The government should consider extending coronavirus disease (COVID-19) interventions for another two weeks to help in the significant reduction of cases in the country, the OCTA Research Team said on Wednesday, March 17.
“Realistically, ‘yung two weeks, speaking objectively, baka kulangin ‘yun (may be short). On the safe side, syempre titingnan muna natin ano ‘yung datos. This week naman baka makita natin kung may slowing down effect. (Of course we will first look at the data to see if there is a slowing down effect this week),” OCTA research chief Dr. Guido David said in a Teleradyo interview.
“Kailangan pag-isipan mabuti ng gobyerno kasi kahit mapabagal natin umabot tayo sa 8,000 to 9,000 (cases daily) marami pa rin ‘yan. Mao-overwhelm pa rin ang healthcare professionals natin, mapupuno pa rin ang hospitals natin sa ganyang kalagayan. (The government needs to think about it carefully because even if cases will decrease to 8,000 to 9,000 cases daily, that is still a lot. Our healthcare professionals will still be overwhelmed, our hospitals will still be filled in that situation),” David added.
He explained that the interventions to reduce the number of COVID-19 cases may help slow down the spread of infections.
“Inaasahan natin na may konting pagbagal sa pagdami ng kaso dahil may inimplement na interventions katulad ng curfew, ‘yung iba may liquor ban, localized lockdown. (We expect a slight downtrend in the number of cases because interventions such as curfews, liquor bans, and localized lockdowns are now being implemented),” David said.
“Within this week baka makita na natin ang pagbagal pero base sa historical numbers hindi natin makikita na bababa ‘yung bilang ng kaso sa mga interventions na ‘to. Mapapabagal ‘yung pagdami pero dadami pa rin. (Within this week, we may see a slowdown but based on historical numbers we will not see a decrease in the number of cases with the interventions.

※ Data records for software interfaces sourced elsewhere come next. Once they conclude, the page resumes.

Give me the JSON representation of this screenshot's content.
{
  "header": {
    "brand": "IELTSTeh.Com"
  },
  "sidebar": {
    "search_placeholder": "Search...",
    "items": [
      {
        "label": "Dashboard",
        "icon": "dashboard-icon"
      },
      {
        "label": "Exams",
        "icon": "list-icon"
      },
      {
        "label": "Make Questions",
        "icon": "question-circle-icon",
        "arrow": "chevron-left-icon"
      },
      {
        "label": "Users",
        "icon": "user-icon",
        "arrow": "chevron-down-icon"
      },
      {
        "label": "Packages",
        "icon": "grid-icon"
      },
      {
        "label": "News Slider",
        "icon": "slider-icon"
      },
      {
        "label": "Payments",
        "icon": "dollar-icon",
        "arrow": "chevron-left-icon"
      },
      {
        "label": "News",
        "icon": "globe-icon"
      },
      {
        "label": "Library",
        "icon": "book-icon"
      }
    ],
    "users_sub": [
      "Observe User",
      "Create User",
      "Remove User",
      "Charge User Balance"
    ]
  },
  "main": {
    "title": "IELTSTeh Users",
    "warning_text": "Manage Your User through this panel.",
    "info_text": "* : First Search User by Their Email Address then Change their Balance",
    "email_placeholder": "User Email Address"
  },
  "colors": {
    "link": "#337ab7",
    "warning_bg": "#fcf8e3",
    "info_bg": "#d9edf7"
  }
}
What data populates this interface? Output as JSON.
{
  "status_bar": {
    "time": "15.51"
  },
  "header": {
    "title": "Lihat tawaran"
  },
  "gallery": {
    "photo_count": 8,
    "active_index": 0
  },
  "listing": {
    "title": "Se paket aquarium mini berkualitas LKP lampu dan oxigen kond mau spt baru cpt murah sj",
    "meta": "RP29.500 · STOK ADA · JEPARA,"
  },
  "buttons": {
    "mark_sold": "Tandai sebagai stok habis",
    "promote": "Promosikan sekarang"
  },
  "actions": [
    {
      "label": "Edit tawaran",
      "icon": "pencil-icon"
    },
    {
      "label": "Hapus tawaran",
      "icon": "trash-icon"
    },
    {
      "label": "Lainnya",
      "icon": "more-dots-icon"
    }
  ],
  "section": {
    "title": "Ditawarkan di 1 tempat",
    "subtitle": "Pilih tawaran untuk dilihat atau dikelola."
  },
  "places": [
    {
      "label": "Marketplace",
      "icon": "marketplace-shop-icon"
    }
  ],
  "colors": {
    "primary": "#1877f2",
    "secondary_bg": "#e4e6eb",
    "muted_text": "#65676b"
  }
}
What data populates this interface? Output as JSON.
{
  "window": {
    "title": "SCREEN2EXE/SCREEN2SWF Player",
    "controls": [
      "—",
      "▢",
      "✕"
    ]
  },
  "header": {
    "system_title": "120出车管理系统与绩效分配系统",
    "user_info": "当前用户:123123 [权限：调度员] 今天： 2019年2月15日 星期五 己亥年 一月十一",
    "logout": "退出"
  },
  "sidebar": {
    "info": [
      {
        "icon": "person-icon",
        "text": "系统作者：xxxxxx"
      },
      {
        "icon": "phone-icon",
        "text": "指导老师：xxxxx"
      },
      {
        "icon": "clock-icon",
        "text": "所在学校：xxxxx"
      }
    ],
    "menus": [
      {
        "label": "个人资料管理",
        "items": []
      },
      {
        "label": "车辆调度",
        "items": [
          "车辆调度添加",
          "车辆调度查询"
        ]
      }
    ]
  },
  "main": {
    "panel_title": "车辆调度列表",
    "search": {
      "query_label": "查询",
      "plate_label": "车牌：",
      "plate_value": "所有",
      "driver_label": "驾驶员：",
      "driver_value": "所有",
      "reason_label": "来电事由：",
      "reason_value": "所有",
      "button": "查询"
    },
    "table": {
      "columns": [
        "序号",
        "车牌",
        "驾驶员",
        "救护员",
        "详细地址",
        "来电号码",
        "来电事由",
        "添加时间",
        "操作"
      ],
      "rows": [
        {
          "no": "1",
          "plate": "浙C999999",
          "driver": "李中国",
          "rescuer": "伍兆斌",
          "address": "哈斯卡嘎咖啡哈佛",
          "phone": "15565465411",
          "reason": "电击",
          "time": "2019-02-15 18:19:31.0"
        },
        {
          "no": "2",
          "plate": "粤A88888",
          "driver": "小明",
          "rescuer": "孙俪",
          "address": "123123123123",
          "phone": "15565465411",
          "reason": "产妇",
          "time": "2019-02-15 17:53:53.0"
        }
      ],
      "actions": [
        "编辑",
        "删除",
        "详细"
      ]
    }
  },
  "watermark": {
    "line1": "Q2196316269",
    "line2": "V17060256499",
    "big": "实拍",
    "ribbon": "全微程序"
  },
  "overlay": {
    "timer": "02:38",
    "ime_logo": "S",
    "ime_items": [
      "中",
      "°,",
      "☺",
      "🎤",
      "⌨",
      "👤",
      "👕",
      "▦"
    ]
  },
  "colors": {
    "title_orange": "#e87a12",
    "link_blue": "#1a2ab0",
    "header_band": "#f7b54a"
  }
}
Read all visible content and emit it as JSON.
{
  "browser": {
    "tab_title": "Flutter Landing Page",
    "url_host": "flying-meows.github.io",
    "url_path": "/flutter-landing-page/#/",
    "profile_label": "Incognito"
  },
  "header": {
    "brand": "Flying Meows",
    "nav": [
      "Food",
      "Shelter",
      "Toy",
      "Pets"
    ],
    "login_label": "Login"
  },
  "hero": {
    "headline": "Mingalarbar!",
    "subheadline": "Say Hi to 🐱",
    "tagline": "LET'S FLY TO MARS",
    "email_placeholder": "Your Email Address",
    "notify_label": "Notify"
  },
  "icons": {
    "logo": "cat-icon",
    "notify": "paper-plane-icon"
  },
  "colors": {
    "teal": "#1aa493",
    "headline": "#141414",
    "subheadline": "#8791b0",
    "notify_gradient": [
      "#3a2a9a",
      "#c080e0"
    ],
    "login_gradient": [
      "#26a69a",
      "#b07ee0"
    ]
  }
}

The increase in cases may slow down but it will still rise),” he added.
From OCTA’s projection of 10,000 to 11,000 daily cases nationwide by the end of March, David said the COVID-19 measures may help bring it down to 8,000 to 9,000 cases per day.
“Kung ngayon nag-aaverage tayo ng 5,000, more or less, cases hindi pa ‘yan mapapababa kunyari 4,000 or 3,000 per day kasi hindi ganun kabilis ang epekto ng interventions. (If we are now averaging 5,000, more or less, cases, that may not be immediately reduced to 4,000 or 3,000 cases per day because the effect of the interventions will not be that fast), he explained.
David said that if the number of cases do not slow down significantly, interventions may still be inadequate.
“Hindi kami magko-call sa government na gawin nila ‘yan (lockdown) pero kailangan tignan nila kasi kung hindi bumababa ano pa ‘yung pwede natin gawin like mag-localize lockdown na tayo, curfew na tayo, pinagbawal na ‘yung minors. (We will not call on the government to implement a lockdown but they need to study the situation. If it does not go down, we have to think what else can we do like implement localized lockdowns, curfew, and banning minors outside),” he pointed out.
“Malaking factor diyan, makikita natin sa lalabas na datos kung bumaba ang reproduction number. Kunyari nasa 2 ngayon ang reproduction number (tignan natin) kung bumaba siya sa 1.8. (One of the big factors here is if the new data shows the reproduction number going down. The reproduction number now is 2, but we’ll see if it will drop to 1.8),” he added.